  “I take care of myself,” Mark said. And about a hundred others.

  Ramon sighed. “I suppose it’s my fault. I harp on you about walking away from your humble beginnings and culture, and I divorced your mother when you were only five. Bad example.”

  “I’ve never walked away from my beginnings, Dad. I just have a job that requires a lot of traveling. And Mom divorced you. You drove her batshit crazy.” His father was an incredibly hard worker, and incredibly old world in his sensibilities. He’d driven his ambitious, wanna-be actress wife off years ago.

  The living room was empty except for two beautiful potted plants. Same with the kitchen, though the cabinet doors were glass, revealing plates and cups on the shelves. “Where’s the furniture? I sent money, and you’ve been back in this house for what, a few weeks now?”

  “I liked my old furniture.”

  “I know, but it’s all gone. You got out with the clothes on your back.” Mark still shuddered to think how close he’d come to losing his dad.

  “I’ll get furniture eventually, as I find what suits me. Let’s eat. You can tell me about your women.”

  There was only one at the moment, the one with the flashing eyes, a smart-ass mouth, and heart of gold. The one who still showed her every thought as it came to her. That had terrified him once upon a time.

  Now it intrigued him.

  His father was at the refrigerator, pulling out ingredients. “We’ll have grilled quesadillas for dinner. It’s a warm night. We’ll sit on the patio.”

  “I’ll take you out to dinner,” Mark said.

  “No, I’m not spending any more of your money. What if you get fired over this fight mess? Then you’ll be broke. Save your money.”

  “I won’t get fired, Dad. The players are working hard, making restitution.”

  “So you won’t have to suspend them?”

  “No, which is good since they’ve got more talent in their pinkie fingers than my entire line of offense, and I have a hot offense.”

  Ramon nodded his agreement to this. “The press has been relentless on you.”

  Rick nodded. “You were flashed on Entertainment Tonight with a woman from some reality show.”

  “That was a promo event,” Mark said. “I told you, I don’t need someone else to take care of right now.”

  “Love isn’t a burden, hijo. You really think it’ll soften you, make you that vulnerable?”

  Mark sent his brother a feel-free-to-jump-in-here-and-redirect-the-converation-at-any-time look, but Rick just smirked, enjoying himself. “What happened to cooking?” Mark asked desperately.

  “Your brother has someone,” Ramon pointed out, not to be deterred.

  Rick smiled smugly.

  “You could at least have a home here in Santa Rey,” his dad said. “And then maybe a family.”

  Mark sighed. “We’re not going to agree on this issue.”

  “We would if you’d get over yourself.

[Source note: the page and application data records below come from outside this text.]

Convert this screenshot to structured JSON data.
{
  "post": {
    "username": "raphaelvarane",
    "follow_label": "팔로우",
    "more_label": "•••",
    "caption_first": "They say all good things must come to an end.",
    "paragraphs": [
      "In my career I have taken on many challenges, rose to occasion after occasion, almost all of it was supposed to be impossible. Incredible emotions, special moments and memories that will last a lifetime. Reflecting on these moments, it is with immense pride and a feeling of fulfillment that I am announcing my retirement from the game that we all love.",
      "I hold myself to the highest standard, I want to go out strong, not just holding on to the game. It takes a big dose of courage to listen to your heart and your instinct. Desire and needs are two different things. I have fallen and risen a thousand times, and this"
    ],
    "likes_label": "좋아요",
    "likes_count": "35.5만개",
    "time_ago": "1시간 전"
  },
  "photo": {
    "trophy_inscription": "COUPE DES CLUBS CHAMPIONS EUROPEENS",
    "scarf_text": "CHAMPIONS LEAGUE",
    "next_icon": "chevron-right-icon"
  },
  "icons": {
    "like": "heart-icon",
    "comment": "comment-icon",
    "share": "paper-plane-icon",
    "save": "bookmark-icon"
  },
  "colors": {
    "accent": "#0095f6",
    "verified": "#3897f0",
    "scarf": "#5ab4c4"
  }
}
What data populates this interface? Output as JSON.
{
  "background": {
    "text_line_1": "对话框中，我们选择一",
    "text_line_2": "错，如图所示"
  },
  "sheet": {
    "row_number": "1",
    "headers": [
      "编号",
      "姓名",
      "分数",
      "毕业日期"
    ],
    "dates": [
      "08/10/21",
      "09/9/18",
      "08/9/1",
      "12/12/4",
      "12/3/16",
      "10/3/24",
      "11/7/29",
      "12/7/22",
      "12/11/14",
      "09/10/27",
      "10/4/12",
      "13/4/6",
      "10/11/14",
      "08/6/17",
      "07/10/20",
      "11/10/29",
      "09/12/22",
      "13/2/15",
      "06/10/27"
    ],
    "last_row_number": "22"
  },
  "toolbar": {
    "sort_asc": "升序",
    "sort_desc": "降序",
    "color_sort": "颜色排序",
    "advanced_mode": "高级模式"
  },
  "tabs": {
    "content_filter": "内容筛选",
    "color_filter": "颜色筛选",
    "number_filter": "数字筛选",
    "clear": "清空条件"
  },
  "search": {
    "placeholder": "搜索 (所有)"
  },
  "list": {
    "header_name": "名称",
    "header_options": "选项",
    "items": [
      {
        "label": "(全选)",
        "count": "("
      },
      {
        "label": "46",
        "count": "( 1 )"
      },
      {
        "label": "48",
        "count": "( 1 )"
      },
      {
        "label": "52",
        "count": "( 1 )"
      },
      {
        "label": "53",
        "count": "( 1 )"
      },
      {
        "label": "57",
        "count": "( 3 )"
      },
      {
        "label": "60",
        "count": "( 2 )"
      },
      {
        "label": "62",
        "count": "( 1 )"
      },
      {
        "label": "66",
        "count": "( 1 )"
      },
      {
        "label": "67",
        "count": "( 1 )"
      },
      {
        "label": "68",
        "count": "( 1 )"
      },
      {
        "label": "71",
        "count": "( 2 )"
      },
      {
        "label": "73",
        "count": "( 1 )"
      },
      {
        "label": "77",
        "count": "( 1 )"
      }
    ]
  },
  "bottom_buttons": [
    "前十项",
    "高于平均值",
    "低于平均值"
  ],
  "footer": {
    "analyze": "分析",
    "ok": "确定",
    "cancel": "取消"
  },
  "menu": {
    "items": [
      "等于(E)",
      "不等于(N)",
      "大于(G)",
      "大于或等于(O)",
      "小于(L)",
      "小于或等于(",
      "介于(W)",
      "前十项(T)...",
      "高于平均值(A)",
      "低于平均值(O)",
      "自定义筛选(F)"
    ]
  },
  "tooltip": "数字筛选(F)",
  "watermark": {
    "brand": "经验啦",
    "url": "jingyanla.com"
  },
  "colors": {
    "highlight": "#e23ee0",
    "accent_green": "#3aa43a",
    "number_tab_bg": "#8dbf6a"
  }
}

Chicken or carne quesadilla?”

  No one in his world ever told Mark to get over himself. Instead they tripped over their feet to keep him happy. He supposed he should be thankful for the reminder to be humble. “Carne.”

  THE NEXT MORNING, both James and Casey were ready to roll right on time. They were dressed for construction work and had a coffee for Mark.

  Nice to know they could still suck up with the best of them. He wondered if either of them had talked the other out of bailing, but he didn’t really give a shit. As long as they were still here, willing to put in the time and maybe even learn something, he was good.

  They worked until afternoon, showered, then attended the rec center’s staff meeting, per Rick’s request. This was held in a conference room, aka pre-school room, aka makeshift dance studio. Everyone sat at a large table, including Rainey, who didn’t look directly at Mark. He knew that because he was looki